On Tuesday, the FBI told Fox 29 that it could not confirm whether Gonzalez’s death was linked to the dark viral game, but the teen’s family insists on a connection.
“I don’t know if that’s what made him look into it but whatever it is I can’t beat myself up for it because I tried,” Gonzalez’s father told the local press.
A supposed leaked Blue Whale challenge list recently exposed the game's shocking tasks.
Parents have been advised to look out for similar telltale signs that their children could be partaking in the deadly game.
n July 8, Austin teen Isaiah Gonzalez hung himself in his bedroom closet, live-streaming his death online via his cell phone.
His father told the local authorities he believed his son committed suicide as part of the “Blue Whale Challenge,” a mysterious series of stunts that supposedly began in Russia.

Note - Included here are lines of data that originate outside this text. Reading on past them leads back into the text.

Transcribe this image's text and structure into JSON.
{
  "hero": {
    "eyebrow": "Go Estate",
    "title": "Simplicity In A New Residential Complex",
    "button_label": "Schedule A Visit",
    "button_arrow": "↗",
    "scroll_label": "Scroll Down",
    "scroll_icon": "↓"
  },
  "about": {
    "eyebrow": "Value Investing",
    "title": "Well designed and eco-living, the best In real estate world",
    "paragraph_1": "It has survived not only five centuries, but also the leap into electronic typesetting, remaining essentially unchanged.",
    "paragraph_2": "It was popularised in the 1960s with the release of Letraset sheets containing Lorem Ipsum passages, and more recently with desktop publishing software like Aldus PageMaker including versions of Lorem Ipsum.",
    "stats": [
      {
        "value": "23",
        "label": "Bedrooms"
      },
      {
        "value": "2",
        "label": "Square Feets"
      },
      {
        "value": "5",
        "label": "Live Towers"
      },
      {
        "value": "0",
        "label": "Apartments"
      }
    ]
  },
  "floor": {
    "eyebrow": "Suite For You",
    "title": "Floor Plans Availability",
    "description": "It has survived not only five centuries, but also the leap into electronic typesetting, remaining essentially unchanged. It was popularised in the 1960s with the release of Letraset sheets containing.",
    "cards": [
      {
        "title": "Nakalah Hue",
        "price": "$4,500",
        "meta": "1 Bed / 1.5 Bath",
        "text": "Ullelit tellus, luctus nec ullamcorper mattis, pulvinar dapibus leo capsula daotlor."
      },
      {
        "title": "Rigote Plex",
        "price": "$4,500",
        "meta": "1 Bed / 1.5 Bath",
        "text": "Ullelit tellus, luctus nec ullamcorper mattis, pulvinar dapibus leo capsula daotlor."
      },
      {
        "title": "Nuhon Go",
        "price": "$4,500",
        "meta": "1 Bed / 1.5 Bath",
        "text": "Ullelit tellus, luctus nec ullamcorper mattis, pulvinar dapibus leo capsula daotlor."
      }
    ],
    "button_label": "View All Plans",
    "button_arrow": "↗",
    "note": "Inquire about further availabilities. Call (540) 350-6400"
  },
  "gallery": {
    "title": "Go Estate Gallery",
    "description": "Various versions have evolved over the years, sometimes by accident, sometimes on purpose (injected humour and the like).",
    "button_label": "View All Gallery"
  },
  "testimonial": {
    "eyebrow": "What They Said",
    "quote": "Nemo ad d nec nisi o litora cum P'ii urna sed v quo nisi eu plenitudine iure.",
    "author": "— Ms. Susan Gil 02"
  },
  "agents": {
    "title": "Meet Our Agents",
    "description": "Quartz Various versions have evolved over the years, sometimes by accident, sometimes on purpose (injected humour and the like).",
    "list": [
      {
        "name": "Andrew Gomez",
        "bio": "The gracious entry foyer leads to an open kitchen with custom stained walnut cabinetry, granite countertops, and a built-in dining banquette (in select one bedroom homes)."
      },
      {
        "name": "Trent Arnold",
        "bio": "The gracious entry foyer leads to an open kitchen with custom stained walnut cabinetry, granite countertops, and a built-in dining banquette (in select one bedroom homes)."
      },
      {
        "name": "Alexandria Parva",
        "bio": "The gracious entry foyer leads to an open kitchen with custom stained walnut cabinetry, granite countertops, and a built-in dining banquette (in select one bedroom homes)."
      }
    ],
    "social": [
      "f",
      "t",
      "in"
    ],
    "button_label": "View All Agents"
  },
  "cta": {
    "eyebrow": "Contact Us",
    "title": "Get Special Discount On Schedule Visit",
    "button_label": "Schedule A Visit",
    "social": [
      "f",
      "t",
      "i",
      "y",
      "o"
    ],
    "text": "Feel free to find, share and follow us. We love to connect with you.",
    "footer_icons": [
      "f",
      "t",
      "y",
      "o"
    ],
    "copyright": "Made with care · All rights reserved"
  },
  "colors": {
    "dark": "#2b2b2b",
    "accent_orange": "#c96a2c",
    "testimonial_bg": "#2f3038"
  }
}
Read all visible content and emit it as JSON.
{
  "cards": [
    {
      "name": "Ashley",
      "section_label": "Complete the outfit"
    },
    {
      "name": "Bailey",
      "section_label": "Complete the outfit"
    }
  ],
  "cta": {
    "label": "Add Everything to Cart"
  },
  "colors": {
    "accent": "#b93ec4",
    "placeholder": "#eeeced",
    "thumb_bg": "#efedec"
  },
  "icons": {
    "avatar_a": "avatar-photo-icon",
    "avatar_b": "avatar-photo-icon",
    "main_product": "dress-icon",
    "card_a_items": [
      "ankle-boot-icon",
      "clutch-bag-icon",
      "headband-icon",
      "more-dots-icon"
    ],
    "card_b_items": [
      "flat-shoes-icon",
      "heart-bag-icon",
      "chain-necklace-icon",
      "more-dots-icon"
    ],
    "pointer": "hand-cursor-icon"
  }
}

The girl was helped to her feet, despite the severity of her injuries being unknown at that point.
Emergency services were then called and the girl was taken to hospital where medics assessed her as suffering with fractures and other 'serious injuries' which have not been disclosed. The girl was helped to her feet, despite the severity of her injuries being unknown at that point.Gonzalez is not the only American whose family believes the “Blue Whale Challenge” drives teenagers to suicide.This week in Georgia, the family of a 16-year-old girl who committed suicide told WNCN that they too blamed the “Blue Whale Challenge” for their daughter’s death.Others say the name comes from a song by the Russian band, Lumen, whose lyrics compare the image of a blue whale struggling to break through a net to a person suffering in isolation.According to BBC, “There are also reports of suicide cases being investigated in Ukraine, Kazakhstan, Russia and Kyrgyzstan, with a focus on links to internet groups,” though the publication was careful not to confirm the game’s involvement with any of the suicide cases. I gave them what they did not have in real life: warmth, understanding, and communication.” Budeikin was later profiled in several international publications, including the Portuguese ran a fact check but wasn’t able to fully negate or confirm many details from international sources, and even American law enforcement is airing on the side of caution, explaining to parents what the group is allegedly doing with teenagers online.audio recordings: copyright© 2006 streit goulnara, streit eric, vion nicolas.